On a recent Tuesday morning at the Broadway Multiplex Cinemas in Hicksville, Christina Cuevas and her son settled in for a matinee of "Guardians of the Galaxy." Sodas in hand, they made themselves comfortable. In fact, they were nearly lying down.
Cradled in a plush, Barcalounger-style recliner, Cuevas had her legs fully extended in front of her, as did her son Rico, 10. "You can put your arms out and really relax," he said. His mom, a kitchen and bath designer from East Meadow, agreed. "We're not so much moviegoers, so this is a plus," she said. "It's like being at home."
That may be exactly what the theater industry, which has been facing steep competition from home-video offerings like Netflix and video-on-demand, wants to hear. On May 5, the National Amusements theater chain announced it had installed cushy, almost fully reclining seats in all 12 auditoriums of its Broadway Multiplex in the Broadway Mall. The seats provide leg support and tilt back to a roughly 45-degree angle. Though they stop short of a fully prone position, they're about as close as moviegoers can get to sprawling out on their sofa.
Larger seats, fewer people
The revamped Broadway Multiplex is part of a nationwide trend that could be called the Great Seat War. Over the past few years, the movie industry has tried to lure theatergoers by upgrading the movie experience -- larger screens, 3-D glasses, better sound. Thanks to higher ticket prices, overall box-office receipts rose last year, but fewer people actually went to the movies, according to the Motion Picture Association of America. Admissions last year fell by about 1 percent, or 20 million.
To get homebodies back into theaters, attention is shifting from the screen to the seat. Bow Tie Cinemas recently began adding leather rocking seats to its venues, including at its Chelsea location in Manhattan. AMC Entertainment Holdings, the country's second-largest theater chain, reportedly plans to spend about $600 million over five years to install recliners in 1,800 of its nearly 5,000 screens. National Amusements has revamped two locations, in Hicksville and Chestnut Hill, Massachusetts, with more planned.

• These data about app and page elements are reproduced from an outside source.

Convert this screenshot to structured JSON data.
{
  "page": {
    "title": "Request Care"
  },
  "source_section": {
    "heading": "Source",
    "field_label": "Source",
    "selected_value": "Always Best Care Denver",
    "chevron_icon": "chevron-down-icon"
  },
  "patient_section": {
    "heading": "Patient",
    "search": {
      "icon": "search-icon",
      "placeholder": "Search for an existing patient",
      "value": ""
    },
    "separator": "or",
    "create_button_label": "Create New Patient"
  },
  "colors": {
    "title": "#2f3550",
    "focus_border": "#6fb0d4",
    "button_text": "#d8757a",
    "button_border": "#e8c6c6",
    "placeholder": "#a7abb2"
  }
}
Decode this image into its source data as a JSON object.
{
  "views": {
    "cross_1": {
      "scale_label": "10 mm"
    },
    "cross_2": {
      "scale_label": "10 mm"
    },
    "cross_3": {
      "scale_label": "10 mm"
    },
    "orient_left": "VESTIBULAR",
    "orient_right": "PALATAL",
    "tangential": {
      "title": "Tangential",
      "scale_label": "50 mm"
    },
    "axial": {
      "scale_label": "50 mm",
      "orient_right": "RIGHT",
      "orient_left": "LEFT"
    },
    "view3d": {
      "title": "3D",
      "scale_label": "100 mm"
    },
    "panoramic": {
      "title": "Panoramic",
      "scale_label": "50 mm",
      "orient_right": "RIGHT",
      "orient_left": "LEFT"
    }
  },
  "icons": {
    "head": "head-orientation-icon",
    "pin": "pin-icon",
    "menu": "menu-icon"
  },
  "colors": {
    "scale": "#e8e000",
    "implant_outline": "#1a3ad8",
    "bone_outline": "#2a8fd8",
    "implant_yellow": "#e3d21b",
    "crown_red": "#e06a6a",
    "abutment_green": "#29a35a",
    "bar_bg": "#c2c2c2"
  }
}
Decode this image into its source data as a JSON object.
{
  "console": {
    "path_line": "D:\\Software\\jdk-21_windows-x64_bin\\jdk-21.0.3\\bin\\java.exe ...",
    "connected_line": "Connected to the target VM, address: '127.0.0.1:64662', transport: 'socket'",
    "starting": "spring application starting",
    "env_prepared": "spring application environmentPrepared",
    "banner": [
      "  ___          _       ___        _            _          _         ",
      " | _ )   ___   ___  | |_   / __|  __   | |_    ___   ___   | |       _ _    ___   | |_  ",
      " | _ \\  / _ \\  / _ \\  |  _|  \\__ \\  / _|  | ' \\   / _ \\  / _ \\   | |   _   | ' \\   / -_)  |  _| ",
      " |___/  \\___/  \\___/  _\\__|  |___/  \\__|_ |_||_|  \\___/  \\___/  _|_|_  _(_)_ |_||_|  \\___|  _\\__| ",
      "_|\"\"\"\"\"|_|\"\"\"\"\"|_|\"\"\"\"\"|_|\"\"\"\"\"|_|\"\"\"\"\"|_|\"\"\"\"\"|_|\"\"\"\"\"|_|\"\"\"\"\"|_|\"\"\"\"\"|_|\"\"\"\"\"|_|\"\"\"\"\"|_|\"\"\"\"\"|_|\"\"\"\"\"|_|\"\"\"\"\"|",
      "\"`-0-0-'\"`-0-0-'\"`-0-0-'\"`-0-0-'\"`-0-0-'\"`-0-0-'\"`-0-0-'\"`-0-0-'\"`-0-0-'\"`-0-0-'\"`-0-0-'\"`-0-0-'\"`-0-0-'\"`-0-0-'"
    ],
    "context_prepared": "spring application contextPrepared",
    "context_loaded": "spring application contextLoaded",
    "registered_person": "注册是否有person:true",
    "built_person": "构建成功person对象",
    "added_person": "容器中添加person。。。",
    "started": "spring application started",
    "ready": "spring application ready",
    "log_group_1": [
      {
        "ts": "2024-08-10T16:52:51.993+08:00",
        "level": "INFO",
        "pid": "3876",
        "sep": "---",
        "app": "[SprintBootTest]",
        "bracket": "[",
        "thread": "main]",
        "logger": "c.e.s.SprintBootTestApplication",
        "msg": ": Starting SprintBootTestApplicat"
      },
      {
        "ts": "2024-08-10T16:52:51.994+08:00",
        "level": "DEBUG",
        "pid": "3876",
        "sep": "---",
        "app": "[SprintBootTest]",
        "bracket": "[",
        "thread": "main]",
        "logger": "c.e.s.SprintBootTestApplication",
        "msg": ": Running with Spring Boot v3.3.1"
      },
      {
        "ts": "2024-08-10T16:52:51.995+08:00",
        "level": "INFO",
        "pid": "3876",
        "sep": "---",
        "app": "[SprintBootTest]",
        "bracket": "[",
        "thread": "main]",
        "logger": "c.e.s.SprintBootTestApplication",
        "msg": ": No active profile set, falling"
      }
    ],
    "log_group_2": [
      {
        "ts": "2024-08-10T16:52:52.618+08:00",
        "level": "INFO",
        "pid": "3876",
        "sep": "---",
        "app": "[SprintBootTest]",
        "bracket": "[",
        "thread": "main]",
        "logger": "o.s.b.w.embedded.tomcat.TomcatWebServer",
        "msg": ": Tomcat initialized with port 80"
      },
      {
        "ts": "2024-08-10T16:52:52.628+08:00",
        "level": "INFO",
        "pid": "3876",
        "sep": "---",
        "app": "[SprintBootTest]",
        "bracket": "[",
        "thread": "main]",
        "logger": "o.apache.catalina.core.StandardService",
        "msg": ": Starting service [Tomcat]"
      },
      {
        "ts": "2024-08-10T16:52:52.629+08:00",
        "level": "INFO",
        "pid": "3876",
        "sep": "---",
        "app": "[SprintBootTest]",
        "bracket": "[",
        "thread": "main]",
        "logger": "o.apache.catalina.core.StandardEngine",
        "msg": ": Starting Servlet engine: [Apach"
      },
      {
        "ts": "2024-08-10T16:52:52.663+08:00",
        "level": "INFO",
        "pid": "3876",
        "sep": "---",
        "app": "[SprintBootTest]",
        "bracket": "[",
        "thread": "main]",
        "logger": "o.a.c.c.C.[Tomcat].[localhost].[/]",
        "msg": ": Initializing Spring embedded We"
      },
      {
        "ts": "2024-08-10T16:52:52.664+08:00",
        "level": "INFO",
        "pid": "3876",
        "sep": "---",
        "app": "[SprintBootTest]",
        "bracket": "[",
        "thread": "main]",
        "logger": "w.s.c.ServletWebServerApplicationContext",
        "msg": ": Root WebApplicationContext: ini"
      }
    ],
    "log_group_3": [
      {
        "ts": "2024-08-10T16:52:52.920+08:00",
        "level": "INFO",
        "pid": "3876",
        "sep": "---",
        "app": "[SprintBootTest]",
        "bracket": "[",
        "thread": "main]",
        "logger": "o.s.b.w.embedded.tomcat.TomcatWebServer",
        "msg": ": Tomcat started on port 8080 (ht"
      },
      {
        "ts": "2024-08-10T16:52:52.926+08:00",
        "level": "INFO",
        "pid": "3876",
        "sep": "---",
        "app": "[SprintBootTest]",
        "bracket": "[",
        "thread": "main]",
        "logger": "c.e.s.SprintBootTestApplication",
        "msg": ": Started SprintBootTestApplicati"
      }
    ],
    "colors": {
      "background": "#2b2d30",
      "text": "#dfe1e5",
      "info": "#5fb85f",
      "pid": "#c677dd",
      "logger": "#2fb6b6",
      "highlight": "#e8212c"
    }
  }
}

The bigger seats are a counterintuitive move. For decades, theater chains rushed to build multiplexes with as many seats as possible. But the Broadway's spacious recliners -- they measure roughly 34 inches wide -- have reduced the venue's seating capacity dramatically. Auditoriums that once held 200-330 seats now hold 50-100. What was once a multiplex with more than 3,000 seats now has fewer than 1,000. What's more, the theater has not raised its ticket prices. National Amusements says ticket sales at the Broadway have increased but declined to say by how much.

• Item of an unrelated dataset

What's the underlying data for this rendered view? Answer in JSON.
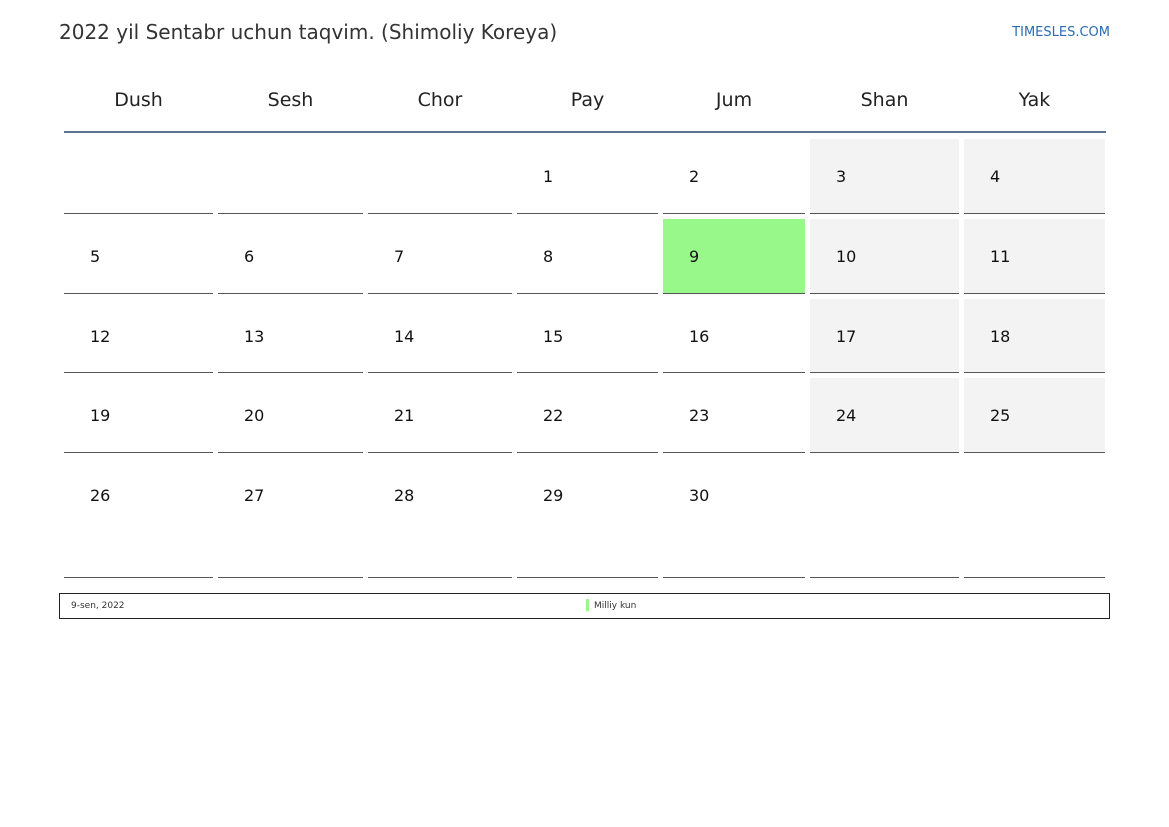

Check it out
So what's it like to watch a movie in one of these seats? We tested one and found the experience pleasant and civilized. Upright, there's enough room to cross your legs wide without bothering anyone. The armrests are nice and fat. In a thoughtful touch, there are three cupholders for every two seats, making drink space plentiful.
A toggle button on the seat's inner panel triggers a virtually silent motor that unfolds the recliner in two stages. The leg rest emerges first, then the seat tilts back. Even while fully reclined, you have so much aisle room that latecomers could scoot past you almost unnoticed. If anything, you're so far away from the rows behind and in front of you that the communal feeling of being in a movie theater gets a little lost.
Is all this added comfort enough to correct the slide in attendance? Cuevas, the infrequent moviegoer, is certainly sold. "It's great. You don't have anyone kicking your seat," she says. "We won't go to any other theater."